I was having the divil's own luck with that Druid's Stocking I mentioned last time. The infinitesimally tiny needles and the fine yarn, though undeniably a beautiful green, made for a dreadfully harsh fabric, not to mention the havoc they were playing with my fingers and thumb joints. Eventually I got sense and went up a few sizes in needle and called upon the aid of a lovely warm soft pale grey yarn that I'd used before. Instant happiness!
Here are the new and the old, which I fitted round a pair of boots by the crabapple tree. You probably can't see the lovely patterning on the pale grey but it's there, believe me. This is just the cuff so far, and then that gets turned down and you start on the leg of the stocking. Which has its own delightfully complex cabling. Meggie really is a brilliant knit designer.

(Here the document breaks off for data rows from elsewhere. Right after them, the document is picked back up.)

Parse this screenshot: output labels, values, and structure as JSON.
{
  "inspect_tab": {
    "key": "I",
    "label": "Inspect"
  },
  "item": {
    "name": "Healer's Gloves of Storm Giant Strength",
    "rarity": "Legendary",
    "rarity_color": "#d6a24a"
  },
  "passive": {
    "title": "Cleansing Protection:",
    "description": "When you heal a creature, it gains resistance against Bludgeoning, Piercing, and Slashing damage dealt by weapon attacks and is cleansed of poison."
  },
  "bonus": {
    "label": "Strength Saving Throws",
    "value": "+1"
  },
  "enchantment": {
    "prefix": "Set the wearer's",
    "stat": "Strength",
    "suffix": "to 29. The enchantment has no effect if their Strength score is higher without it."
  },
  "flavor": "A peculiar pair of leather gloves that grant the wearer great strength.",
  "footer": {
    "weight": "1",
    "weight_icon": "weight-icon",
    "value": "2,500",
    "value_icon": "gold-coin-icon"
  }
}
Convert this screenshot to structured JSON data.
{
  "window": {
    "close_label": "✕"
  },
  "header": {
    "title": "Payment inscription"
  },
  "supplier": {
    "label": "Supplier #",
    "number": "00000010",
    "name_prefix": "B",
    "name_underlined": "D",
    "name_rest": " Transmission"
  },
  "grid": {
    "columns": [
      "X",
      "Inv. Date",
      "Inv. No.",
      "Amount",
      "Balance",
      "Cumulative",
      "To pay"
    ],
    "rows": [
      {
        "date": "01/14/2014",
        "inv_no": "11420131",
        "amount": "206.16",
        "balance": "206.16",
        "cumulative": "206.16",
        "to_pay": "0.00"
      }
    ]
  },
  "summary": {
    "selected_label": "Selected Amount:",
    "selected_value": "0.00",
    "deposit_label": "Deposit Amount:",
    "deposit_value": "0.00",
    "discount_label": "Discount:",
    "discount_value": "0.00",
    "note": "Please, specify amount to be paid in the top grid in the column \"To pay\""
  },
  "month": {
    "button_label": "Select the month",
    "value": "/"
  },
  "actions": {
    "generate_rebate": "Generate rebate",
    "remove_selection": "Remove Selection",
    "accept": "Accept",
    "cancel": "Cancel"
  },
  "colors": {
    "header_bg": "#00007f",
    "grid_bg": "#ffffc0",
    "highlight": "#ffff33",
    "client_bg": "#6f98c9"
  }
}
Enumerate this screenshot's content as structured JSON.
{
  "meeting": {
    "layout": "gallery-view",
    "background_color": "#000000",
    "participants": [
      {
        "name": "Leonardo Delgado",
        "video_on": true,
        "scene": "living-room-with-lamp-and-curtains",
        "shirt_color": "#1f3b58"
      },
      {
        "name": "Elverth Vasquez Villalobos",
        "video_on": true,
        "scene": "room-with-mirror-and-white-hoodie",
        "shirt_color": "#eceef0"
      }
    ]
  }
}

And, the birthday of a very small young friend coming up soon, I whipped up this little bag last night.
It's the Toy Tote Bag by Sherry Etheridge and is just big enough to take some tiny gifts and sweets. Then it can be used later on for special treasures and slung over a small shoulder. A really speedy crochet project for suddenly-needed gifts - you could put anything inside it from pretty soaps and flannels to indulgent chocolate treats.
We decided the other day that it really was high time to go and get good pictures of a particular stone circle down at Kealkil on the back road to Bantry. Getting there wasn't too much of a problem (as long as you can cope with climbing steep sinuous boreens about the width of a loaf of bread and never knowing if you'll meet a tractor or hay wagon coming the other way at full speed, and, having lived here a fairly long time, we can) but actually reaching the monument itself posed more of a challenge. There was a stiff iron gate standing stern amid a positive sea of mud and manure. As if that were not enough, somebody had spilled black sticky oil all around the opening side. Which meant the dog had to be carried, as I wasn't prepared to deal with black sticky oily paws for the rest of the day and night. We crossed one field, and then had to tackle the next obstacle - a steep ladder, again emerging from the depths of a quagmire, up to a bramble-bedecked bank, and another ladder down the other side. Dog had to be lifted again. This was Petroushka, by the way, who, though still a puppy, weighs twice as much as the other two and then some.
And then, having gained the final stretch, the entire field itself turned out to be a bog, with quaking tussocks of grass standing up in deep pools of inky water. How you can get a bogland on top of a hill, where you would think every drop would have drained off, beats me, but there is one here, take my word for it. Crossing it was no fun at all. You would probably have come down to solid rock after you'd sunk to your ankles, but it still wasn't the kind of afternoon stroll you would have chosen.
Eventually, though, we got to the stone circle and it was worth it. The circle itself is small, but there are two superb tall standing stones outside it, as well as a ruined cairn.
You can get an idea of the height of the tallest stone in this picture - I'm about 5'7" so I would say it was twice that. Bantry Bay is in the background, and the Kerry mountains beyond that.
Most of our clothes required special cleaning when we got home (to say nothing of Petroushka) but it was worth it. Beautiful monument. If only one hadn't got the distinct feeling that somebody didn't want us there and had taken steps to discourage visitors.
Now it's the season of mists and mellow fruitfulness as you all know (unless of course you live in the southern hemisphere, in which case you're starting to enjoy spring) and here that means apples. Our own crabapples (seen above with the Druids Stockings) aren't ready to pick yet, but we knew of a wonderful orchard on the east side of Cork and made our way there when we judged the time to be right.
This is 16thc Barryscourt Castle where Heritage Ireland is doing a tremendous job of restoring not only the structure but the surrounding gardens too. To this end, they planted an orchard with as many of the old Irish apple trees as they could find. Isn't that a lovely thing to do?
How could you resist apples with beautiful names like Offaly Lady's Fingers or Irish Peach? Kerry Pippin or Crofton Scarlet?
I just had to get a closer look at this Ardcairn Russet...
And they very very kindly let us take away some of the windfalls. I have evolved a great method of making apple butter, using the slow-cooker (crockpot to you New Worlders), and have already got the first couple of pots filled and labelled.
May your own autumn be full of fine foraging and happy preparations for filling the pantry shelves before winter.